___ TASK INPUT ___

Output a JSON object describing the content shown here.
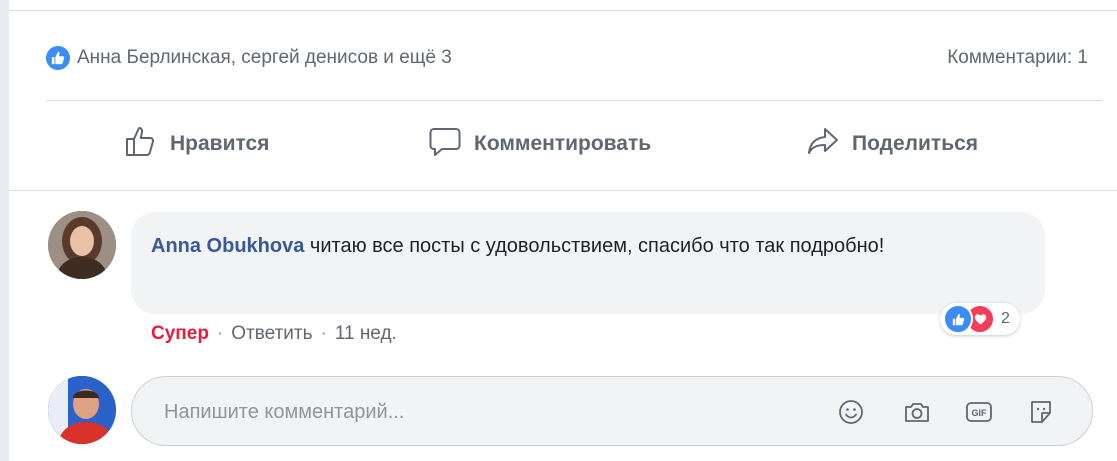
{
  "post": {
    "likers_text": "Анна Берлинская, сергей денисов и ещё 3",
    "comments_count_text": "Комментарии: 1"
  },
  "actions": {
    "like_label": "Нравится",
    "comment_label": "Комментировать",
    "share_label": "Поделиться"
  },
  "comment": {
    "author": "Anna Obukhova",
    "text": " читаю все посты с удовольствием, спасибо что так подробно!",
    "reaction_label": "Супер",
    "separator": "·",
    "reply_label": "Ответить",
    "time": "11 нед.",
    "reactions_count": "2"
  },
  "composer": {
    "placeholder": "Напишите комментарий..."
  },
  "colors": {
    "link": "#385898",
    "love": "#e81c3e",
    "like_blue": "#3b8df6"
  }
}
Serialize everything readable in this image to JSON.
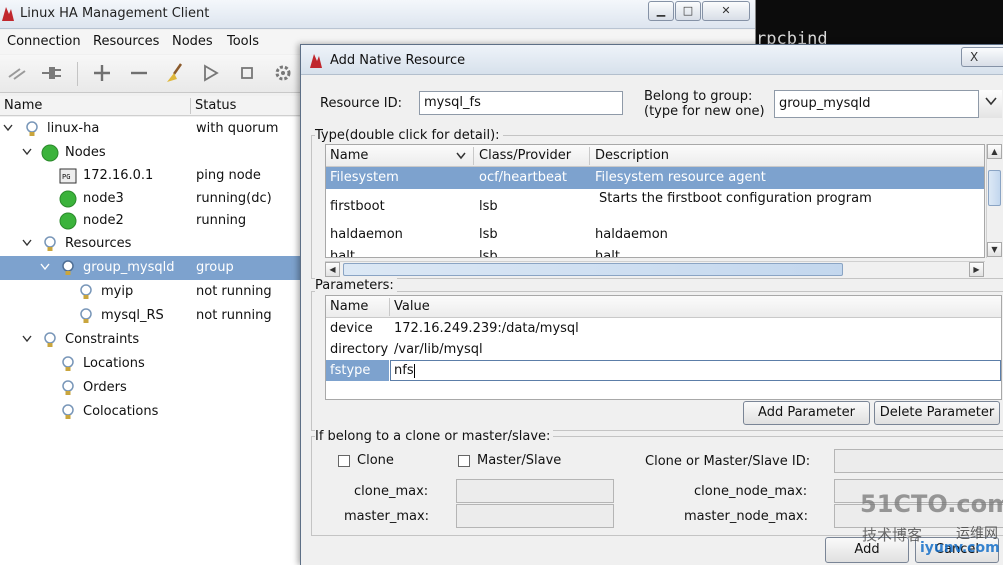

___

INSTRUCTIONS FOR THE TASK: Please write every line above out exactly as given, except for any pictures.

TASK SOLUTION:
Output a JSON object describing the content shown here.
{
  "post": {
    "likers_text": "Анна Берлинская, сергей денисов и ещё 3",
    "comments_count_text": "Комментарии: 1"
  },
  "actions": {
    "like_label": "Нравится",
    "comment_label": "Комментировать",
    "share_label": "Поделиться"
  },
  "comment": {
    "author": "Anna Obukhova",
    "text": " читаю все посты с удовольствием, спасибо что так подробно!",
    "reaction_label": "Супер",
    "separator": "·",
    "reply_label": "Ответить",
    "time": "11 нед.",
    "reactions_count": "2"
  },
  "composer": {
    "placeholder": "Напишите комментарий..."
  },
  "colors": {
    "link": "#385898",
    "love": "#e81c3e",
    "like_blue": "#3b8df6"
  }
}
Serialize everything readable in this image to JSON.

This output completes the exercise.